Perhaps the easiest opportunity for innovation alignment occurs within research and development (R&D), an area that most companies have defined as important to their futures.
Technology support for corporate R&D might focus on R&D processes, tools to enhance the R&D process, tools that contribute to innovation, and metrics to measure success/failure. There are also opportunities to exploit some new information technologies in the R&D process, such as online contests to solve complicated research and development problems.
Innovation alignment also requires the integration of strategic and operational alignment where new ideas are strategically viable and operationally feasible. This kind of integrative thinking is hard to achieve but when successful it can literally change the face of a company.
People alignment is the key ingredient to all of the alignment flavors. We need people to execute the alignment agenda.
But which people? Each of the alignment flavors requires a different set of skills and competencies. In fact, the flavors are so different that the necessary skills and competencies generally cannot be found in the same people. This has huge implications for companies seeking alignment.
If you look at the five flavors its easy to see how the skills and competencies required for each differ so dramatically.
Strategic alignment requires a top-down, holistic view of the business coupled by a purposeful view of technology, that is, how technology enables broad business agendas not just specific transactions. Infrastructure alignment is about the details of architectures, cost-effectiveness, reliability and security. Operational alignment requires skills in the delivery and support areas, as well as in the areas of flexibility and agility. Innovation alignment requires a great many creative skills as well as the ability to detach from day-to-day infrastructure and operational activities. People alignment requires us to examine the skills of all the professionals responsible for alignment, assess the gaps and fill them with the right people at the right time doing the right things.
Achieving total alignment is difficult.

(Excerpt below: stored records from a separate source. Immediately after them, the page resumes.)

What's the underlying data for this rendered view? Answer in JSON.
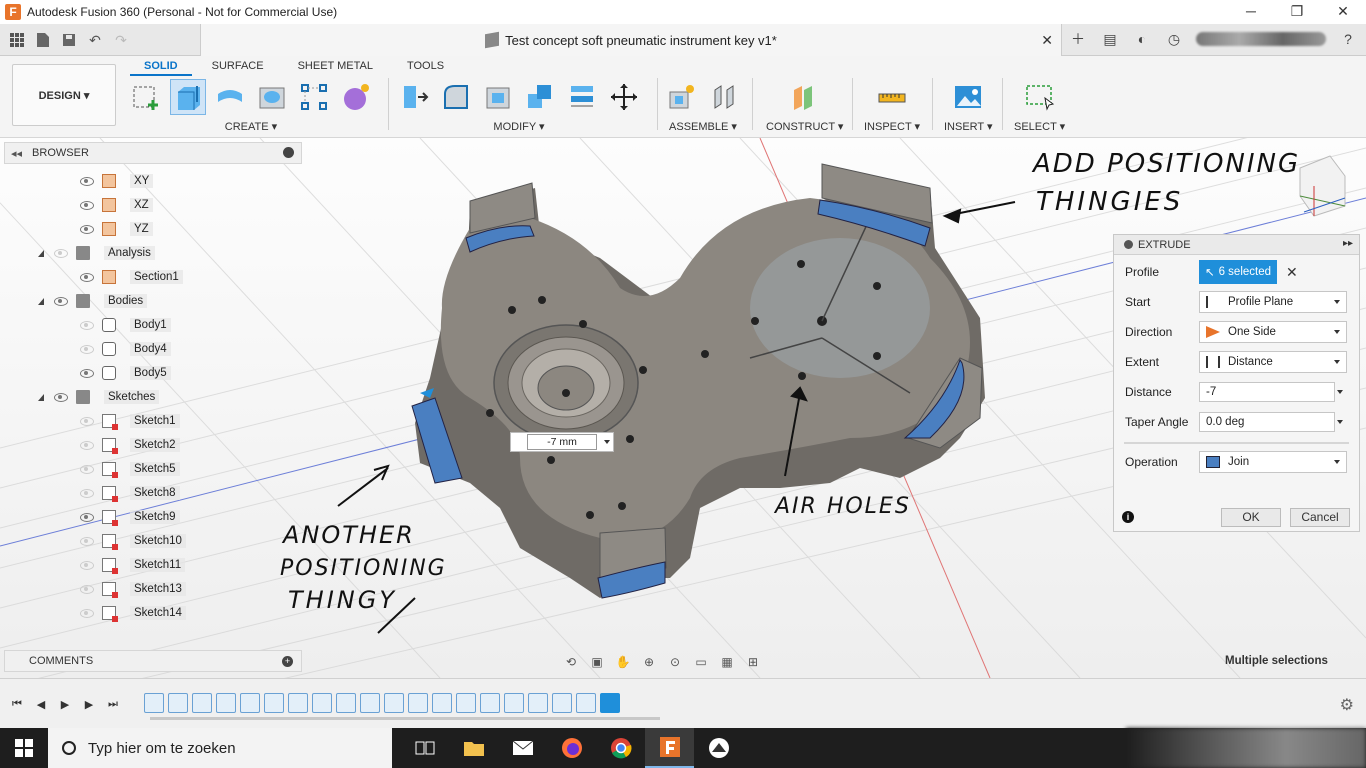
{
  "window": {
    "title": "Autodesk Fusion 360 (Personal - Not for Commercial Use)",
    "logo_letter": "F"
  },
  "document": {
    "title": "Test concept soft pneumatic instrument key v1*"
  },
  "toolbar": {
    "design_label": "DESIGN ▾",
    "tabs": [
      "SOLID",
      "SURFACE",
      "SHEET METAL",
      "TOOLS"
    ],
    "groups": {
      "create": "CREATE ▾",
      "modify": "MODIFY ▾",
      "assemble": "ASSEMBLE ▾",
      "construct": "CONSTRUCT ▾",
      "inspect": "INSPECT ▾",
      "insert": "INSERT ▾",
      "select": "SELECT ▾"
    }
  },
  "browser": {
    "title": "BROWSER",
    "items": [
      {
        "label": "XY",
        "type": "plane"
      },
      {
        "label": "XZ",
        "type": "plane"
      },
      {
        "label": "YZ",
        "type": "plane"
      },
      {
        "label": "Analysis",
        "type": "folder"
      },
      {
        "label": "Section1",
        "type": "plane"
      },
      {
        "label": "Bodies",
        "type": "folder"
      },
      {
        "label": "Body1",
        "type": "body"
      },
      {
        "label": "Body4",
        "type": "body"
      },
      {
        "label": "Body5",
        "type": "body"
      },
      {
        "label": "Sketches",
        "type": "folder"
      },
      {
        "label": "Sketch1",
        "type": "sketch"
      },
      {
        "label": "Sketch2",
        "type": "sketch"
      },
      {
        "label": "Sketch5",
        "type": "sketch"
      },
      {
        "label": "Sketch8",
        "type": "sketch"
      },
      {
        "label": "Sketch9",
        "type": "sketch"
      },
      {
        "label": "Sketch10",
        "type": "sketch"
      },
      {
        "label": "Sketch11",
        "type": "sketch"
      },
      {
        "label": "Sketch13",
        "type": "sketch"
      },
      {
        "label": "Sketch14",
        "type": "sketch"
      }
    ]
  },
  "comments": {
    "title": "COMMENTS"
  },
  "extrude": {
    "title": "EXTRUDE",
    "profile_label": "Profile",
    "profile_value": "6 selected",
    "start_label": "Start",
    "start_value": "Profile Plane",
    "direction_label": "Direction",
    "direction_value": "One Side",
    "extent_label": "Extent",
    "extent_value": "Distance",
    "distance_label": "Distance",
    "distance_value": "-7",
    "taper_label": "Taper Angle",
    "taper_value": "0.0 deg",
    "operation_label": "Operation",
    "operation_value": "Join",
    "ok_label": "OK",
    "cancel_label": "Cancel"
  },
  "viewport": {
    "dim_value": "-7 mm",
    "status": "Multiple selections",
    "annotations": {
      "top_right_1": "ADD POSITIONING",
      "top_right_2": "THINGIES",
      "bottom_left_1": "ANOTHER",
      "bottom_left_2": "POSITIONING",
      "bottom_left_3": "THINGY",
      "air_holes": "AIR HOLES"
    }
  },
  "taskbar": {
    "search_placeholder": "Typ hier om te zoeken"
  },
  "colors": {
    "accent": "#1f8fda",
    "body": "#8c8780",
    "selection": "#4a7fc1"
  }
}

When we think about alignment and read testimonials to alignment success were usually reading about one or two alignment flavors not the whole sampler.
Total alignment is tough because of the diverse skills necessary to achieve it; perhaps the best way to achieve it is to recognize the differences among alignment goals and pursue alignment as though it were five inter-connected processes and then find people that understand the importance of integration.
The key as always is people. Without the right people pursuing integrated alignment not much progress will be made and you may be doomed to wonder how all those servers are helping the company make money or why everyone has CRM software but very few customers that need that much attention.